- [Excerpted records]
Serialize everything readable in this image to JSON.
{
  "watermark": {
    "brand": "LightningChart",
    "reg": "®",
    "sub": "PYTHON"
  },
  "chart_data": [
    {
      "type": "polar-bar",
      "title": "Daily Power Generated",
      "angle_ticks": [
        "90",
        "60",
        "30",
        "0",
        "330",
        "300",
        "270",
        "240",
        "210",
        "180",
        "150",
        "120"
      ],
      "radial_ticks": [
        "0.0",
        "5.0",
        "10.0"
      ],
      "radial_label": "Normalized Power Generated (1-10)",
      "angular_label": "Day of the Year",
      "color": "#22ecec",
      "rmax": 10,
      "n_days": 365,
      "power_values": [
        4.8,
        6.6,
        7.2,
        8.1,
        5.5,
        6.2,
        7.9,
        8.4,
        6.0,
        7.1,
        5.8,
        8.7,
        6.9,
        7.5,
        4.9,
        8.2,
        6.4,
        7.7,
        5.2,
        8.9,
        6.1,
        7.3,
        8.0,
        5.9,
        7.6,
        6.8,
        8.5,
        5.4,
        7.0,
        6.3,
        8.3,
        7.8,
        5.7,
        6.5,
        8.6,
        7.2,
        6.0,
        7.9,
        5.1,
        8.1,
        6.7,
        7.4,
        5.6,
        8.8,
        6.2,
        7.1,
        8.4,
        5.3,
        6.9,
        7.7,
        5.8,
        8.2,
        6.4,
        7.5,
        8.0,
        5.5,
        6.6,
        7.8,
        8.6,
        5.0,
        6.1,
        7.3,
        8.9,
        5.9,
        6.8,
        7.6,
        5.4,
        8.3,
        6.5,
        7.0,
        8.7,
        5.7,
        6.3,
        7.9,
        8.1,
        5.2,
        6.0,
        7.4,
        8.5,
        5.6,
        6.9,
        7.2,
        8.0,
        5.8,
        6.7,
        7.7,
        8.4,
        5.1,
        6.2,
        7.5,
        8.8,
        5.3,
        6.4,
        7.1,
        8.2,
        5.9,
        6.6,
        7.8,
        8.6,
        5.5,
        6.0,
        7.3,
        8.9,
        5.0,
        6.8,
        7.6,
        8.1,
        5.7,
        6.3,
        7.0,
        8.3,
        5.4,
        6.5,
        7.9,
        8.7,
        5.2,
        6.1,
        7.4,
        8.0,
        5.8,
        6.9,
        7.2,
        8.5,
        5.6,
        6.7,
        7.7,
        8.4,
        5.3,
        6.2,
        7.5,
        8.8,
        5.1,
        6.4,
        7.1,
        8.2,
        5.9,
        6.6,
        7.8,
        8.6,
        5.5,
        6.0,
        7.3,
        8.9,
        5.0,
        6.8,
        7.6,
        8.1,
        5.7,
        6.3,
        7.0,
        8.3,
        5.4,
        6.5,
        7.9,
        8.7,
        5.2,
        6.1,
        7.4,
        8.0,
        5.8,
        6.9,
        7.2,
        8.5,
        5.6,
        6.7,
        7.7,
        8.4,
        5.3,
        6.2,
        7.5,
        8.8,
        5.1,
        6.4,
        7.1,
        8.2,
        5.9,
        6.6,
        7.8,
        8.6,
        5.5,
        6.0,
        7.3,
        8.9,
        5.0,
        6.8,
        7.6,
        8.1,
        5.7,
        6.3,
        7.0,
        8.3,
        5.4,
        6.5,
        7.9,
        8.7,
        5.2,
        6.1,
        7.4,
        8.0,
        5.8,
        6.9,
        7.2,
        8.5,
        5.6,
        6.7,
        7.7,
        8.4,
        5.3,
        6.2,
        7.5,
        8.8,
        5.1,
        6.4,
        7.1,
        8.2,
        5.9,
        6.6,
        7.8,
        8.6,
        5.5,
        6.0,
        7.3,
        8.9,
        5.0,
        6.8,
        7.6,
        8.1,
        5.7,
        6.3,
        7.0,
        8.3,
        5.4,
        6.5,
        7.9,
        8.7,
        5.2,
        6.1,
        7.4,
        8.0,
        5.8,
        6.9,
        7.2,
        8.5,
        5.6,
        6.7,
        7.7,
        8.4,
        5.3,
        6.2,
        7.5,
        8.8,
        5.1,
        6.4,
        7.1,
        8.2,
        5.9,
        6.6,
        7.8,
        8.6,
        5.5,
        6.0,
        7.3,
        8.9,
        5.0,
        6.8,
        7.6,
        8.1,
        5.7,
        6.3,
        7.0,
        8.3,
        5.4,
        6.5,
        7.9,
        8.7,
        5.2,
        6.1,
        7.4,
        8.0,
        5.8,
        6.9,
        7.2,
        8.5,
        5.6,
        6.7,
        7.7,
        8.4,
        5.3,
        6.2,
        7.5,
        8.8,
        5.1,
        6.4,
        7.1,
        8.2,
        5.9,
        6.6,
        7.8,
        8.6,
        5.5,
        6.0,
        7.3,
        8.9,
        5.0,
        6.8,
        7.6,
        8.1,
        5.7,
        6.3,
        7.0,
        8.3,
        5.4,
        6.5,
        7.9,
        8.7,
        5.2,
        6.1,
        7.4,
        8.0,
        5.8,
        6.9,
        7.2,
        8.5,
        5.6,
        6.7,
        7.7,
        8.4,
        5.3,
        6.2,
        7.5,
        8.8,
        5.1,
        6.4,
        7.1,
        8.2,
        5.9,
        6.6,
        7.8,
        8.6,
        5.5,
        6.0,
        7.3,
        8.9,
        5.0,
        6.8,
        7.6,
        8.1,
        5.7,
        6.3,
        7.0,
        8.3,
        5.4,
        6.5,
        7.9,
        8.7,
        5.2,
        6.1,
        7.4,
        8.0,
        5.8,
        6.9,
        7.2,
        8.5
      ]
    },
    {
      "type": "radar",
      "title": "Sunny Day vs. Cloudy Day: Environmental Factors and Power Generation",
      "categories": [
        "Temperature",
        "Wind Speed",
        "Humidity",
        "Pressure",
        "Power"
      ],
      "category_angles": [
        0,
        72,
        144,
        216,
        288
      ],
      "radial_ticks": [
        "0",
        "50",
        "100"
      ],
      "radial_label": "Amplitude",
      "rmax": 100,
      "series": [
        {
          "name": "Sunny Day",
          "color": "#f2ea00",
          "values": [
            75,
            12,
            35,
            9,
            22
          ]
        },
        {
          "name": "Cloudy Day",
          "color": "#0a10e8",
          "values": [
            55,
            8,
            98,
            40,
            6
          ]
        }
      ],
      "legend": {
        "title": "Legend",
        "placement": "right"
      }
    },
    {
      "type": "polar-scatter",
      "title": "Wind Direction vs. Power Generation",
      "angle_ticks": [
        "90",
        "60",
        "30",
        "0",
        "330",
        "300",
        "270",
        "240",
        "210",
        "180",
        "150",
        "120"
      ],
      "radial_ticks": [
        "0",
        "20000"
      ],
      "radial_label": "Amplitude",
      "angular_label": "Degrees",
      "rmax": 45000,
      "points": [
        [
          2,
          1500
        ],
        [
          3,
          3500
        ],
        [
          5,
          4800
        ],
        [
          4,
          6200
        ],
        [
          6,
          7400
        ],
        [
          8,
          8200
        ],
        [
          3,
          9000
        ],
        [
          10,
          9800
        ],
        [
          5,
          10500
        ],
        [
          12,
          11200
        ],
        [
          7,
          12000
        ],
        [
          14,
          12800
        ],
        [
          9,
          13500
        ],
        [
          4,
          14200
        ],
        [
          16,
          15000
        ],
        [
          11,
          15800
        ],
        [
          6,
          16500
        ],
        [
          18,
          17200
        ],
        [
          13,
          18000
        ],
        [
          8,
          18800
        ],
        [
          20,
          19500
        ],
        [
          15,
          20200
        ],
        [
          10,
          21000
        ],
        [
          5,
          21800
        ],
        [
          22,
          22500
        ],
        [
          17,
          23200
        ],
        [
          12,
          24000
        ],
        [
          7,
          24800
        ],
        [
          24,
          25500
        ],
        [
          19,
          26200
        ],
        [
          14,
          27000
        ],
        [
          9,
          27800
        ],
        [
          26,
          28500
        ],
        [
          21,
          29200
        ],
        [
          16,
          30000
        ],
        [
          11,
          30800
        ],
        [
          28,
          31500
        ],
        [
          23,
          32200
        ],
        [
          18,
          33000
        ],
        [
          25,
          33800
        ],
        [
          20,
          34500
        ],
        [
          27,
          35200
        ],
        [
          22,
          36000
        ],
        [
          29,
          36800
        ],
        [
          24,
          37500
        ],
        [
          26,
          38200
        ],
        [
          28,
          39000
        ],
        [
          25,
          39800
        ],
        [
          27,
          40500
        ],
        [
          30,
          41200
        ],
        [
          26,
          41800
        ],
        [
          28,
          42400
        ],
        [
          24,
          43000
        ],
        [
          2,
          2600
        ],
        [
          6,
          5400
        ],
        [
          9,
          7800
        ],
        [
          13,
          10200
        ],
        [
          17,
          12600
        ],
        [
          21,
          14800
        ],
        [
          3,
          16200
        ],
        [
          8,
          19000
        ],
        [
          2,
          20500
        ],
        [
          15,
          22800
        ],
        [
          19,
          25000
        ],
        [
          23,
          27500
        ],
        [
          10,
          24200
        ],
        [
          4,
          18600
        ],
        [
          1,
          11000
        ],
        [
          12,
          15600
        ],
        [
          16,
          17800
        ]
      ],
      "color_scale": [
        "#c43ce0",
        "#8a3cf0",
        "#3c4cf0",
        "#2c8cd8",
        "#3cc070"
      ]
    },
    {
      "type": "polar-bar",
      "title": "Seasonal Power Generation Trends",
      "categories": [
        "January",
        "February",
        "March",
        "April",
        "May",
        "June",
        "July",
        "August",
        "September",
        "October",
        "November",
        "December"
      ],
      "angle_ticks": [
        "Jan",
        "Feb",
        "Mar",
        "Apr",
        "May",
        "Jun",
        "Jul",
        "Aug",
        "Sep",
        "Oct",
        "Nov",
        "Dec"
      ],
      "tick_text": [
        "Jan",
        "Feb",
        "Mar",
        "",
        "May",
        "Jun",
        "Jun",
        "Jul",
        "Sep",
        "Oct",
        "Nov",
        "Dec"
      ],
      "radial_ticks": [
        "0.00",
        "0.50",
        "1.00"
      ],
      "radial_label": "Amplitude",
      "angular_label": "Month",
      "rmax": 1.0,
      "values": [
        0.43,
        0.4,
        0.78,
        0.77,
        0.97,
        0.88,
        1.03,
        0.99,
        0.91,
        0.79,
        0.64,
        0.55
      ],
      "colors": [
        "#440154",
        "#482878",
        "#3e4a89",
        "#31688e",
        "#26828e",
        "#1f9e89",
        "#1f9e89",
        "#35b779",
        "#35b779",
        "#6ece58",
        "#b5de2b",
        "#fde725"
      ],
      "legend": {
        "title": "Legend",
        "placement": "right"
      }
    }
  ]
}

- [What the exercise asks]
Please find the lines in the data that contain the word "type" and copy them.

- [Solution for this problem]
      "type": "polar-bar",
      "type": "radar",
      "type": "polar-scatter",
      "type": "polar-bar",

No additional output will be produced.